*EXERCISE PROMPT:* Which lines in the records below mention the word "heading"? Copy each one out.

App and web page records
/---

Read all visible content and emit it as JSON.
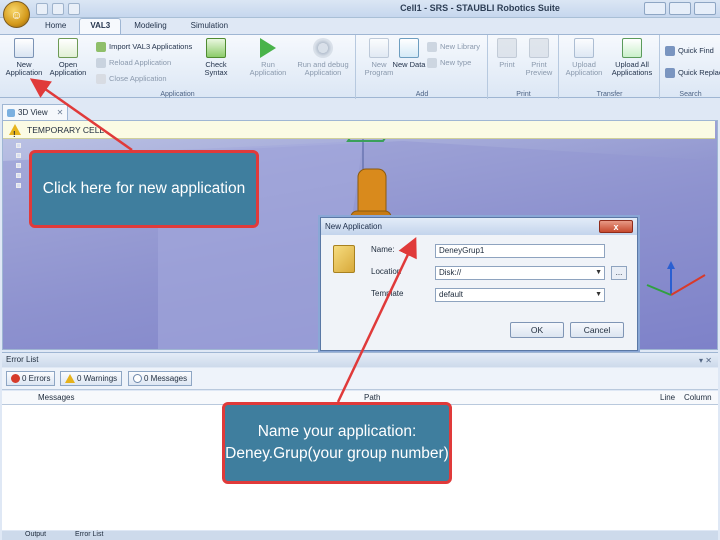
{
  "window": {
    "title": "Cell1 - SRS - STAUBLI Robotics Suite"
  },
  "tabs": [
    {
      "label": "Home",
      "active": false
    },
    {
      "label": "VAL3",
      "active": true
    },
    {
      "label": "Modeling",
      "active": false
    },
    {
      "label": "Simulation",
      "active": false
    }
  ],
  "ribbon": {
    "application": {
      "label": "Application",
      "new": "New Application",
      "open": "Open Application",
      "import": "Import VAL3 Applications",
      "reload": "Reload Application",
      "close": "Close Application",
      "check": "Check Syntax",
      "run": "Run Application",
      "run_debug": "Run and debug Application"
    },
    "add": {
      "label": "Add",
      "new_program": "New Program",
      "new_data": "New Data",
      "new_library": "New Library",
      "new_type": "New type"
    },
    "print": {
      "label": "Print",
      "print": "Print",
      "print_preview": "Print Preview"
    },
    "transfer": {
      "label": "Transfer",
      "upload": "Upload Application",
      "upload_all": "Upload All Applications"
    },
    "search": {
      "label": "Search",
      "quick_find": "Quick Find",
      "quick_replace": "Quick Replace"
    }
  },
  "view": {
    "tab_label": "3D View",
    "warning": "TEMPORARY CELL"
  },
  "dialog": {
    "title": "New Application",
    "name_label": "Name:",
    "name_value": "DeneyGrup1",
    "location_label": "Location",
    "location_value": "Disk://",
    "template_label": "Template",
    "template_value": "default",
    "browse": "...",
    "ok": "OK",
    "cancel": "Cancel",
    "close": "x"
  },
  "error_list": {
    "title": "Error List",
    "errors": "0 Errors",
    "warnings": "0 Warnings",
    "messages_filter": "0 Messages",
    "col_messages": "Messages",
    "col_path": "Path",
    "col_line": "Line",
    "col_column": "Column"
  },
  "bottom_tabs": {
    "output": "Output",
    "error_list": "Error List"
  },
  "callouts": {
    "new_app": "Click here for new application",
    "name_app": "Name your application: Deney.Grup(your group number)"
  },
  "colors": {
    "callout_fill": "#3f7e9e",
    "callout_border": "#e03a3a",
    "arrow": "#e03a3a"
  }
}
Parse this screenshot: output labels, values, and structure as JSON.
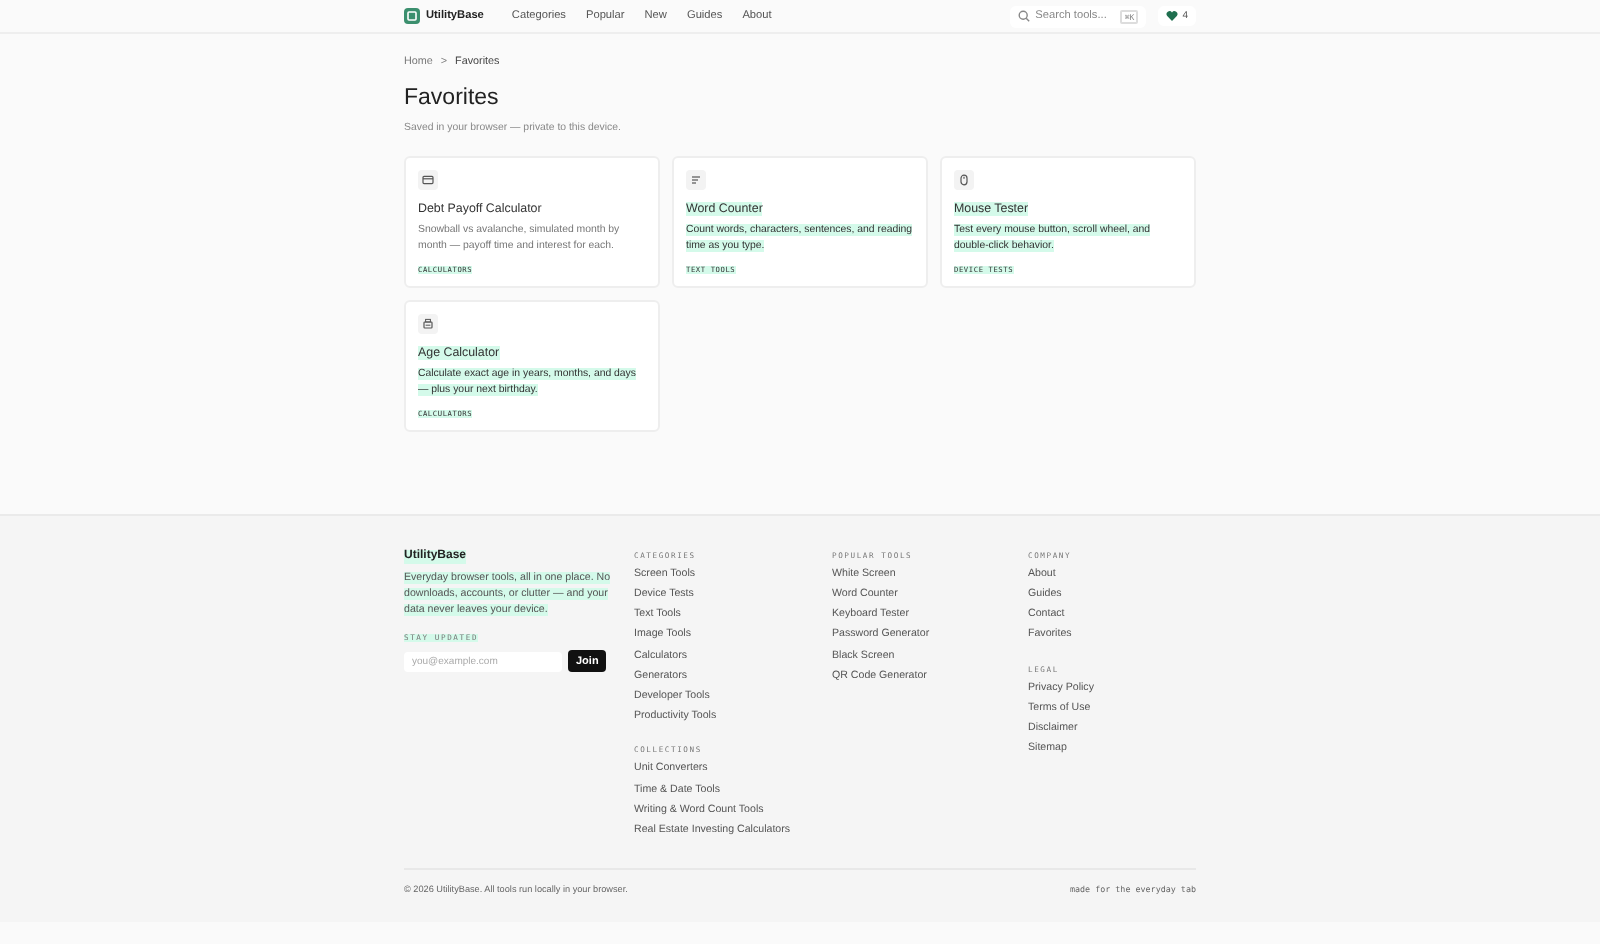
{
  "header": {
    "logo": "UtilityBase",
    "nav": [
      {
        "label": "Categories"
      },
      {
        "label": "Popular"
      },
      {
        "label": "New"
      },
      {
        "label": "Guides"
      },
      {
        "label": "About"
      }
    ],
    "search": {
      "placeholder": "Search tools...",
      "shortcut": "⌘K"
    },
    "favorites_count": "4"
  },
  "breadcrumb": {
    "items": [
      "Home",
      "Favorites"
    ],
    "separator": ">"
  },
  "page": {
    "title": "Favorites",
    "subtitle": "Saved in your browser — private to this device."
  },
  "cards": [
    {
      "title": "Debt Payoff Calculator",
      "description": "Snowball vs avalanche, simulated month by month — payoff time and interest for each.",
      "tag": "CALCULATORS",
      "highlighted": false
    },
    {
      "title": "Word Counter",
      "description": "Count words, characters, sentences, and reading time as you type.",
      "tag": "TEXT TOOLS",
      "highlighted": true
    },
    {
      "title": "Mouse Tester",
      "description": "Test every mouse button, scroll wheel, and double-click behavior.",
      "tag": "DEVICE TESTS",
      "highlighted": true
    },
    {
      "title": "Age Calculator",
      "description": "Calculate exact age in years, months, and days — plus your next birthday.",
      "tag": "CALCULATORS",
      "highlighted": true
    }
  ],
  "footer": {
    "brand": "UtilityBase",
    "tagline": "Everyday browser tools, all in one place. No downloads, accounts, or clutter — and your data never leaves your device.",
    "highlighted": true,
    "newsletter": {
      "label": "STAY UPDATED",
      "placeholder": "you@example.com",
      "button": "Join"
    },
    "columns": [
      [
        {
          "heading": "CATEGORIES",
          "links": [
            "Screen Tools",
            "Device Tests",
            "Text Tools",
            "Image Tools",
            "Calculators",
            "Generators",
            "Developer Tools",
            "Productivity Tools"
          ]
        },
        {
          "heading": "COLLECTIONS",
          "links": [
            "Unit Converters",
            "Time & Date Tools",
            "Writing & Word Count Tools",
            "Real Estate Investing Calculators"
          ]
        }
      ],
      [
        {
          "heading": "POPULAR TOOLS",
          "links": [
            "White Screen",
            "Word Counter",
            "Keyboard Tester",
            "Password Generator",
            "Black Screen",
            "QR Code Generator"
          ]
        }
      ],
      [
        {
          "heading": "COMPANY",
          "links": [
            "About",
            "Guides",
            "Contact",
            "Favorites"
          ]
        },
        {
          "heading": "LEGAL",
          "links": [
            "Privacy Policy",
            "Terms of Use",
            "Disclaimer",
            "Sitemap"
          ]
        }
      ]
    ],
    "copyright": "© 2026 UtilityBase. All tools run locally in your browser.",
    "motto": "made for the everyday tab"
  }
}
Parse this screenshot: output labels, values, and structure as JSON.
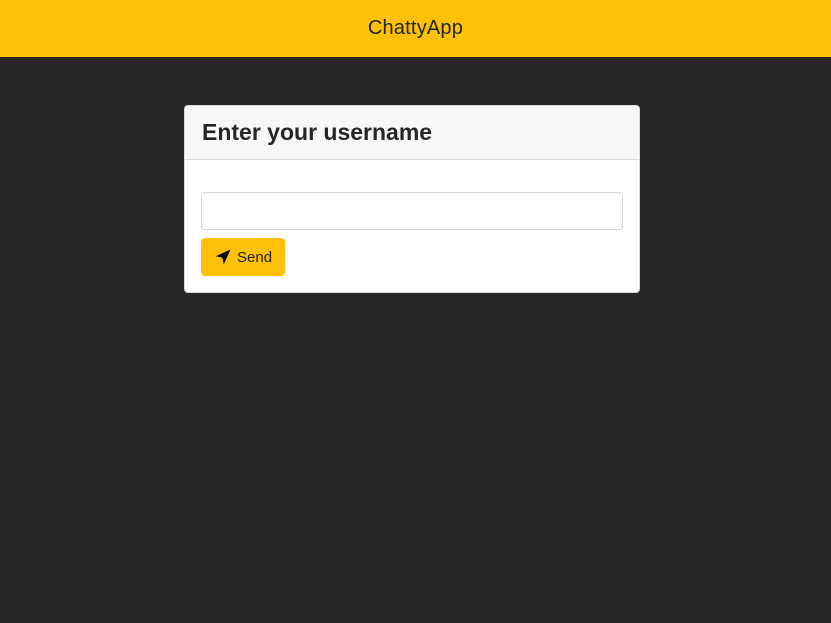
{
  "header": {
    "app_title": "ChattyApp"
  },
  "login_card": {
    "title": "Enter your username",
    "input": {
      "value": "",
      "placeholder": ""
    },
    "send_button": {
      "label": "Send",
      "icon": "paper-plane-icon"
    }
  },
  "colors": {
    "accent": "#ffc107",
    "background": "#262626",
    "card": "#ffffff",
    "card_header": "#f7f7f7"
  }
}
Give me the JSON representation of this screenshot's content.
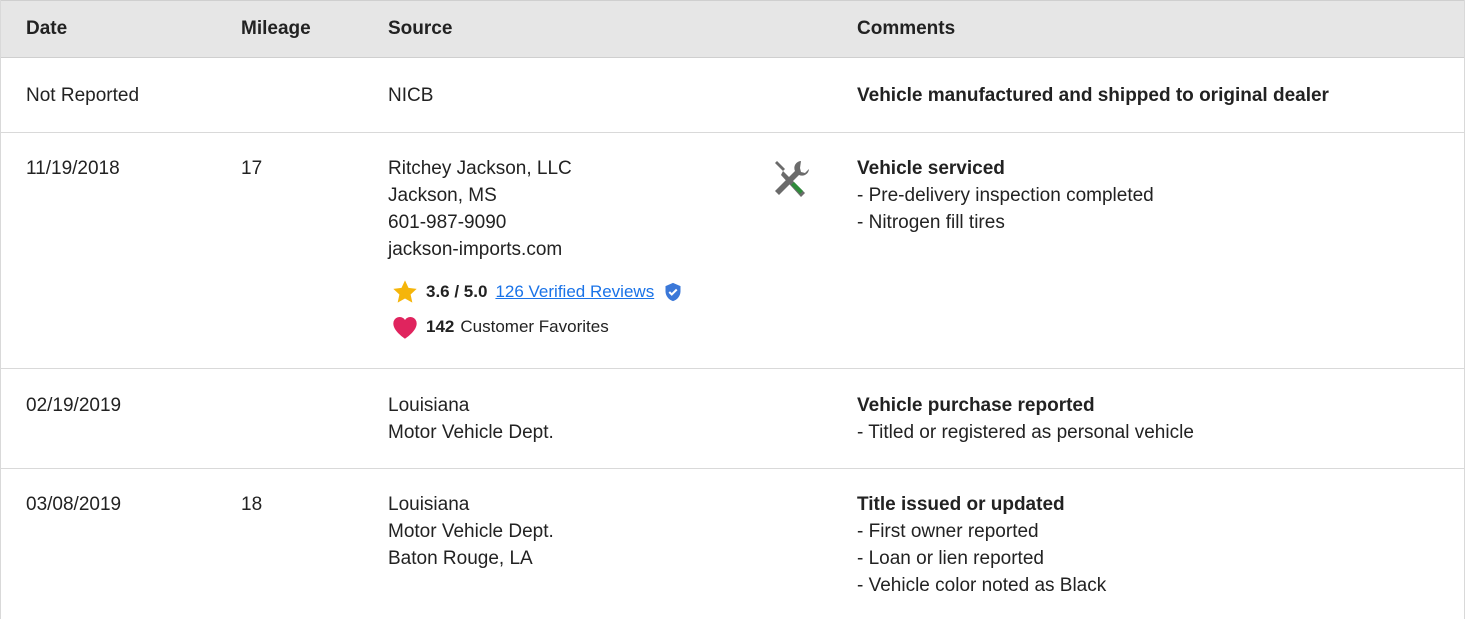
{
  "header": {
    "date": "Date",
    "mileage": "Mileage",
    "source": "Source",
    "comments": "Comments"
  },
  "rows": [
    {
      "date": "Not Reported",
      "mileage": "",
      "source": [
        "NICB"
      ],
      "comment_title": "Vehicle manufactured and shipped to original dealer",
      "comment_items": []
    },
    {
      "date": "11/19/2018",
      "mileage": "17",
      "source": [
        "Ritchey Jackson, LLC",
        "Jackson, MS",
        "601-987-9090",
        "jackson-imports.com"
      ],
      "rating": "3.6 / 5.0",
      "reviews_link": "126 Verified Reviews",
      "favorites_count": "142",
      "favorites_label": "Customer Favorites",
      "service_icon": "wrench-screwdriver-icon",
      "comment_title": "Vehicle serviced",
      "comment_items": [
        "- Pre-delivery inspection completed",
        "- Nitrogen fill tires"
      ]
    },
    {
      "date": "02/19/2019",
      "mileage": "",
      "source": [
        "Louisiana",
        "Motor Vehicle Dept."
      ],
      "comment_title": "Vehicle purchase reported",
      "comment_items": [
        "- Titled or registered as personal vehicle"
      ]
    },
    {
      "date": "03/08/2019",
      "mileage": "18",
      "source": [
        "Louisiana",
        "Motor Vehicle Dept.",
        "Baton Rouge, LA"
      ],
      "comment_title": "Title issued or updated",
      "comment_items": [
        "- First owner reported",
        "- Loan or lien reported",
        "- Vehicle color noted as Black"
      ]
    }
  ],
  "colors": {
    "header_bg": "#e6e6e6",
    "link": "#1a73e8",
    "star": "#f5b50a",
    "heart": "#e0245e",
    "shield": "#3b78d8",
    "wrench_green": "#2e8b3a"
  }
}
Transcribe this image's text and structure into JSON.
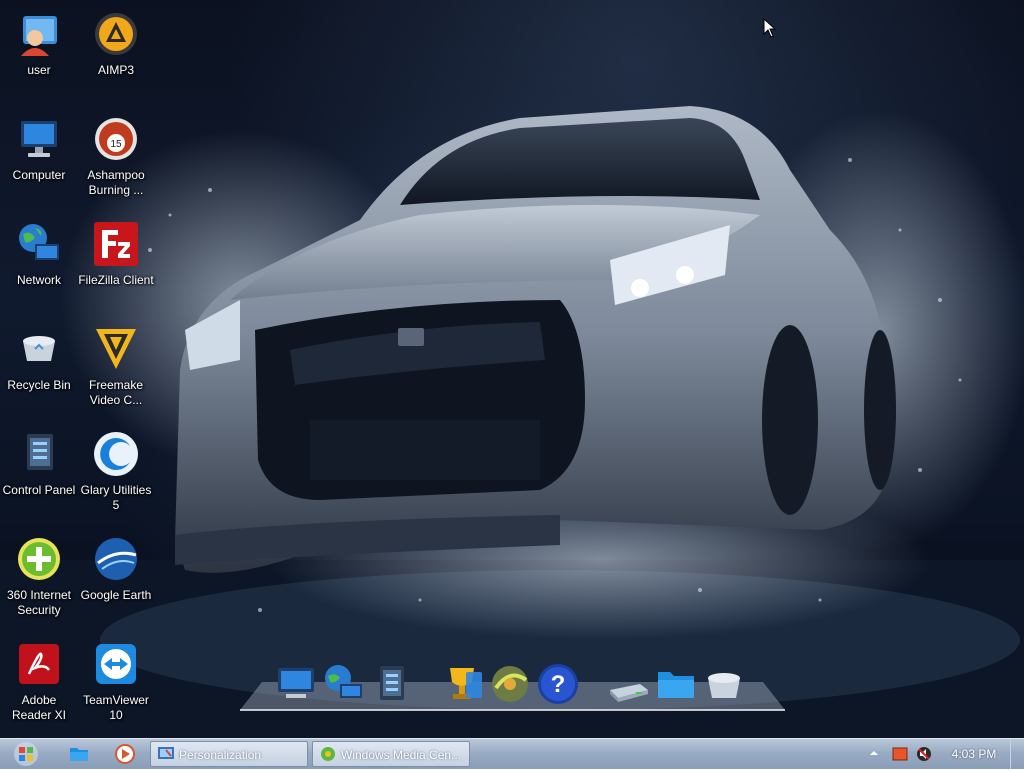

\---

*RESPONSE:*
          "heading": "CATEGORIES",
          "heading": "COLLECTIONS",
          "heading": "POPULAR TOOLS",
          "heading": "COMPANY",
          "heading": "LEGAL",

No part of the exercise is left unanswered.